- Defensive Tactics is gone; in its place is Hunter’s Lore – while a creature is marked by the Ranger’s Hunter’s Mark, they know about its Immunities, Resistances and Vulnerabilities; this is a nice flavourful change
I feel these updates change the character of the Ranger class. Gone is the expert in the wilderness, replaced by a tireless, relentless hunter.
So what has happened to the Rogue? Tweaks like Bard, major change like the Ranger, or something in between?
Again I’ll start with the things which remain roughly the same. Hit Dice are still 1d8+CON, Armour Training is still Light Armour, and Saving Throws are still Dexterity + Intelligence. As with the other two classes, the set of Skills to choose from is still the same, though they have recommendations (Acrobatics, Investigation, Sleight of Hand and Stealth in this case). Tools are also unchanged – Thieves’ Tools. “Roguish Archetype” becomes “Rogue Subclass” for consistency but it’s the same.
The features remain the same up to level 5 – Expertise, Sneak Attack and Thieves’ Cant at level 1, Cunning Action at level 2, Rogue Subclass at level 3, Feat (the new Ability Score Improvement) at level 4, and Uncanny Dodge at level 5. Reliable Talent remains at level 11 and Slippery Mind at level 15. Second Story Work is reworded and clearer, but otherwise unchanged.
There are changes, though.
- It has been given a primary ability of Dexterity
- Again, the starting equipment removes the choices and just chooses Burglar’s Pack (no more Dungeoneer’s pack), shortsword, and shortbow and quiver of 20 arrows, to go along with the leather armour, two daggers and thieves’ tools.
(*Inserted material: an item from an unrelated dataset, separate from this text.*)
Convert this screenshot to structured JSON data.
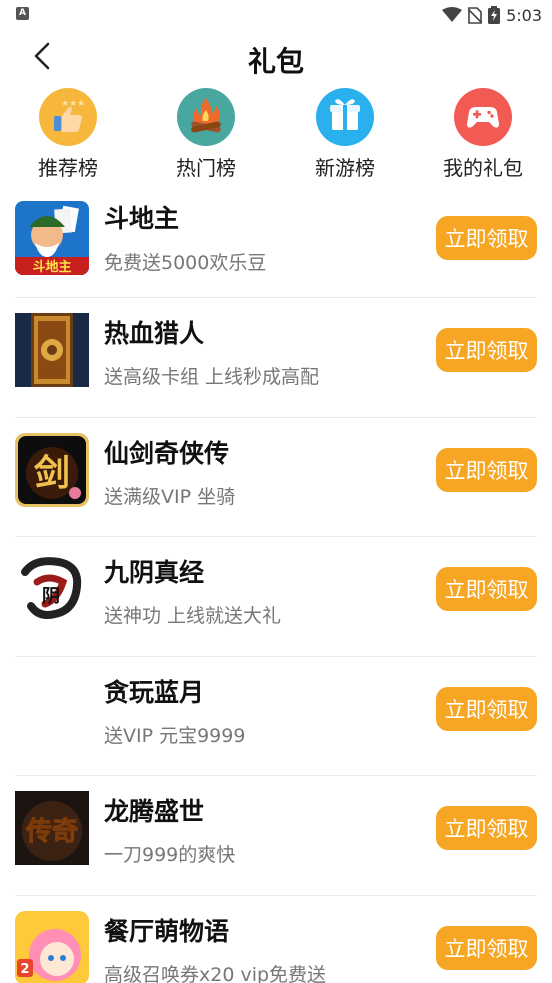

It also adds 18gp, and if you choose to buy your own equipment, you get a flat 110gp instead of the previous 4d4x10 (40-160, average 100)
- Subclass features happen at levels 6, 10 and 14 to match the other classes (instead of 9, 13 and 17)
- Expertise moves from level 6 to level 7 to make way
- Stroke of Luck moves to level 18 to make way for Epic Boon at level 20, and Elusive moves to level 17 to make way for it
- Evasion moves to 9th level, and doesn’t work when Incapacitated (which makes sense)
- Blindsense is gone
- Instead, there is Subtle Strikes at level 13 – gain Advantage on any attack targeting a creature within 5’ of an ally who isn’t incapacitated
- Fast Hands adds Search and loses Use an Object
- Supreme Sneak no longer has the “half movement” restriction, but adds an armour restriction
- Use Magic Device is pretty significantly changed. Rather than just being “ignore any restrictions on the use of a magic item”, you gain an extra attunement slot (taking it up to 4), you have a 1-in-6 chance of using a magic item without expending charges, and you have a chance of being able to use a spell scroll (this is familiar to me from the BECMI Basic edition; nice to see it return)
- Thief’s Reflexes now becomes a second bonus action on any round rather than being an additional action at (initiative count – 10) on the first round, but must be from the Cunning Action options.
Like the Bard, this feels more tweaks than a rewrite; if anything it seems even less changed.
Feats and Rule updates
This playtest adds a lot of feats, including numerous 4th-level feats (i.e. you need to be at least 4th level to take it) and those 20th-level Epic Boons. It also adds various feats with prerequisites. There are also the rule changes to look at – both in comparison to the fifth edition ruleset and in comparison to playtest one.
But this post is already quite long, so I’ll look at those in a separate post to follow.
2 thoughts on “One D&D Playtest 2 – Part 1 Expert Classes”